   One cultural trait we have in common is Confucianism. Both countries value filial piety and tend to live in family groups rather than alone. Singaporeans also celebrate Chuseok, Lunar New Year, and Dongji (winter solstice). The only difference is that in Korea, people eat red bean porridge on winter solstice day. In Singapore, we eat a rice cake called tang yuan. (laughs)



< pic 3 >Singapore-style black sesame rice balls and peanut rice balls
< pic 4 >Pandan cake


Q. What was the hardest part of living in Korea when you first arrived? How did you address/solve this challenge?

When I first came to Korea, I didn’t know any Korean. It was like being a child all over again. It was tough because Singaporeans use English as an official language, but Koreans do not really use English on a daily basis. It was also difficult to obtain a business visa. The application process was complicated. As a rule, you have to first open your store and then apply for a business visa at the Ministry of Justice. I still remember how nervous I was because the employee said that there was no prior example of a foreigner operating a café as a foreign company, and so they couldn’t guarantee that I’d be issued the visa at all! What I feared most was that, after having prepared so long and hard to open my store, I may have to close it and return to Singapore if I couldn’t get a visa. There were some obstacles along the way, but I was able to overcome them all with my efforts and the help of friends.


Q. With overseas travel currently not viable because of COVID-19, your desserts are even more special in that they offer a taste of Singapore for Koreans. Is there anything you want to try out or do after COVID-19 hopefully dies down?

The COVID-19 crisis made me realize the importance of exchanges between people. COVID-19 is making it more difficult for Korean consumers to come into contact with Singaporean desserts and beverages, which the vast majority is unfamiliar with. I feel that people need more time to get used to the idea of a chef serving foreign food that is not readily available in Korea. At some point, I want to try selling my products online so that more Koreans can easily access the fascinating world of Singaporean desserts.


Q. The ASEAN Culture House introduces the cultures and latest trends of the 10 ASEAN countries—including, of course, Singapore. We also try to enhance international exchanges through various activities and events. As a Singaporean living in Korea, do you have any particular expectations for or requests from the ACH?

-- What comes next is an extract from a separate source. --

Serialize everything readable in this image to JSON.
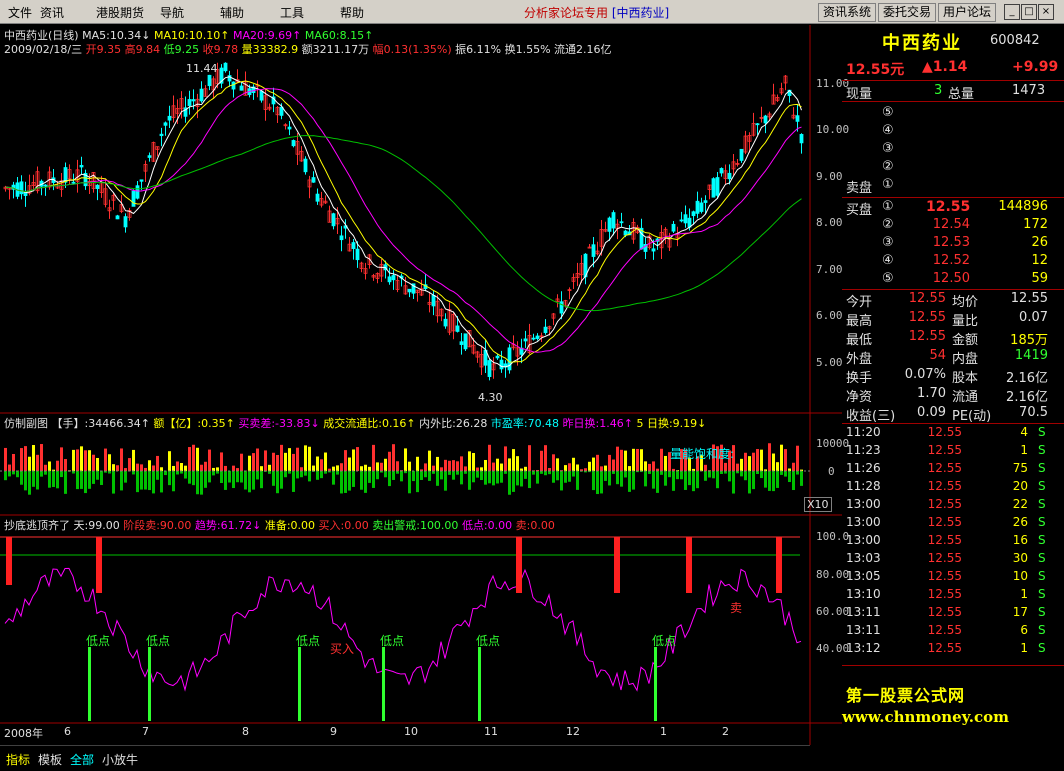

My store has a consistent stream of visitors, including people from Southeast Asia and many other countries. It is not simply a place to eat but a gathering place for the community where people share information on delicious Korean foods and on various aspects of daily life. I think it would be wonderful if the ACH could create this type of community space in the format of an online café so that the many foreigners currently living in Korea can have a safe place to socialize and exchange information.


Q. As you know, there are many Singaporeans and ASEAN citizens who live in Korea or another country, far away from home. Before we finish, do you have any advice for them?

It’s not easy at first, because so many things about Korea—food, language, etc.—are very different from the culture of your home country. But no matter where you live, as long as you keep trying to accept that country’s way of life and do your best in all things, I am confident that you will be able to settle successfully in your new home.